For the most part, you can use the same vessel as a mash tun and a brew kettle when working with a 1-gallon starter kit, but below are the minimum additional piece of kit you’ll need with any starter kit.
- 1-2 pots with a capacity of 2-3 gallons (one to hold sparge water where necessary.
- a colander or sieve for straining grains
- a long stirring spoon
- 10-12 bottles (unless provided in the kit)
- a funnel
- cleaning equipment (clean sponge, mop and bucket, etc.)
- additional fridge with a range of 55°F – 70°F (13-21°C) if brewing in summer.
Splitting a 5-gallon recipe kit into multiple brew days
In some cases you may only be able to source a conventional 5-gallon kit, perhaps that’s all they have in the local brew shop or you saw some kits on offer in the local supermarket. That’s fine until you realize that you don’t have the capacity in your fermenter or brew kettle for 5 + gallons of wort/beer.
So, one option is to separate your 5-gallon recipe kit into 5 individual batches. This can easily be done with a decent kitchen scale and by measuring out a fifth of the total of your grain bill and hops bill (you may need a sharp knife to cut up your hops). Then you just need to account for 1/5 of the quantity of the recommended amount of water as per your recipe instructions.
The only difficult thing is to calculate a fifth of the yeast you are provided with. So, in this case, I would say it’s easier to buy 4 additional packets of dry yeast and to pitch each smaller batch of the original kit with an entire yeast packet to itself. Don’t worry, this won’t affect the fermentation process as the yeast will only remain viable for as long as its food lasts.
How many gallons of water does it take to make one gallon of beer?

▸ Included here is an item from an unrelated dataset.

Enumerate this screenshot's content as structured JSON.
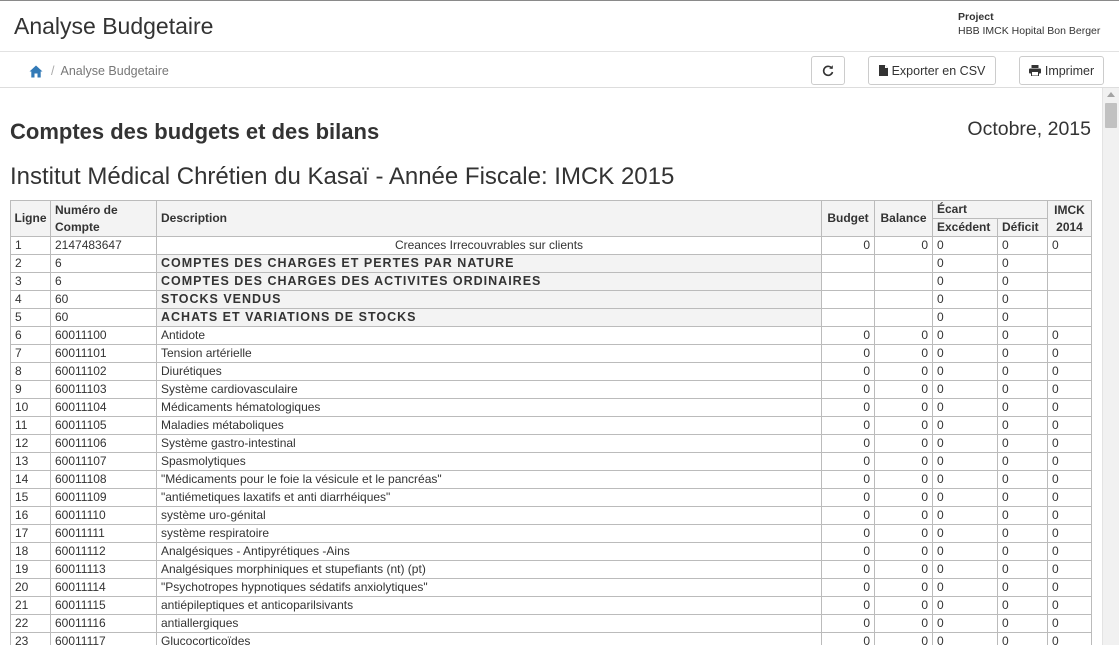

The quantity of water you need to use really depends on the process of brewing you’ll be using as well as the boil-loss rate for your set up. If you are using an extract-based kit with no need for mashing or lautering, you’ll need a lot less water. Also, doing a BIAB will involve less reserve sparge water than conventional all-grain brewing. So, as a general rule, one gallon of beer requires 2-3 gallons of water during the entire process. For more information about how to calculate the exact amount of water you need in brewing, see my article on that topic here.